- WORK REQUEST: A single number is required: how many lines in the data below contain "label".

DATA EXTRACT Block Start

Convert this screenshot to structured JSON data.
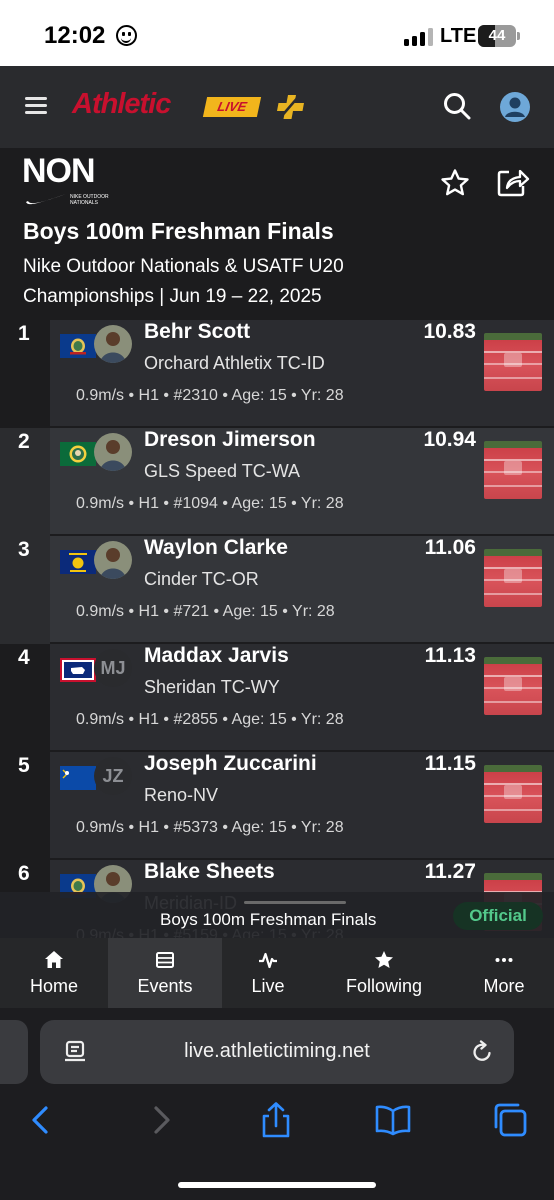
{
  "status_bar": {
    "time": "12:02",
    "network": "LTE",
    "battery": "44"
  },
  "navbar": {
    "logo_text": "Athletic",
    "logo_badge": "LIVE"
  },
  "event": {
    "brand_mark": "NON",
    "brand_sub": "NIKE OUTDOOR NATIONALS",
    "title": "Boys 100m Freshman Finals",
    "meet": "Nike Outdoor Nationals & USATF U20 Championships | Jun 19 – 22, 2025"
  },
  "results": [
    {
      "place": "1",
      "name": "Behr Scott",
      "team": "Orchard Athletix TC-ID",
      "mark": "10.83",
      "details": "0.9m/s • H1 • #2310 • Age: 15 • Yr: 28",
      "flag": "idaho",
      "avatar": ""
    },
    {
      "place": "2",
      "name": "Dreson Jimerson",
      "team": "GLS Speed TC-WA",
      "mark": "10.94",
      "details": "0.9m/s • H1 • #1094 • Age: 15 • Yr: 28",
      "flag": "washington",
      "avatar": ""
    },
    {
      "place": "3",
      "name": "Waylon Clarke",
      "team": "Cinder TC-OR",
      "mark": "11.06",
      "details": "0.9m/s • H1 • #721 • Age: 15 • Yr: 28",
      "flag": "oregon",
      "avatar": ""
    },
    {
      "place": "4",
      "name": "Maddax Jarvis",
      "team": "Sheridan TC-WY",
      "mark": "11.13",
      "details": "0.9m/s • H1 • #2855 • Age: 15 • Yr: 28",
      "flag": "wyoming",
      "avatar": "MJ"
    },
    {
      "place": "5",
      "name": "Joseph Zuccarini",
      "team": "Reno-NV",
      "mark": "11.15",
      "details": "0.9m/s • H1 • #5373 • Age: 15 • Yr: 28",
      "flag": "nevada",
      "avatar": "JZ"
    },
    {
      "place": "6",
      "name": "Blake Sheets",
      "team": "Meridian-ID",
      "mark": "11.27",
      "details": "0.9m/s • H1 • #5159 • Age: 15 • Yr: 28",
      "flag": "idaho",
      "avatar": ""
    }
  ],
  "now_viewing": {
    "title": "Boys 100m Freshman Finals",
    "status": "Official"
  },
  "tabs": [
    {
      "label": "Home",
      "icon": "home-icon"
    },
    {
      "label": "Events",
      "icon": "list-icon"
    },
    {
      "label": "Live",
      "icon": "pulse-icon"
    },
    {
      "label": "Following",
      "icon": "star-icon"
    },
    {
      "label": "More",
      "icon": "ellipsis-icon"
    }
  ],
  "browser": {
    "url": "live.athletictiming.net"
  },
  "colors": {
    "background": "#1c1c1e",
    "card": "#2b2c30",
    "brand_red": "#c8102e",
    "brand_gold": "#f2b51c",
    "official_green": "#53c98b"
  }
}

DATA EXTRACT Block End

- RESULT FOR THIS TASK: 5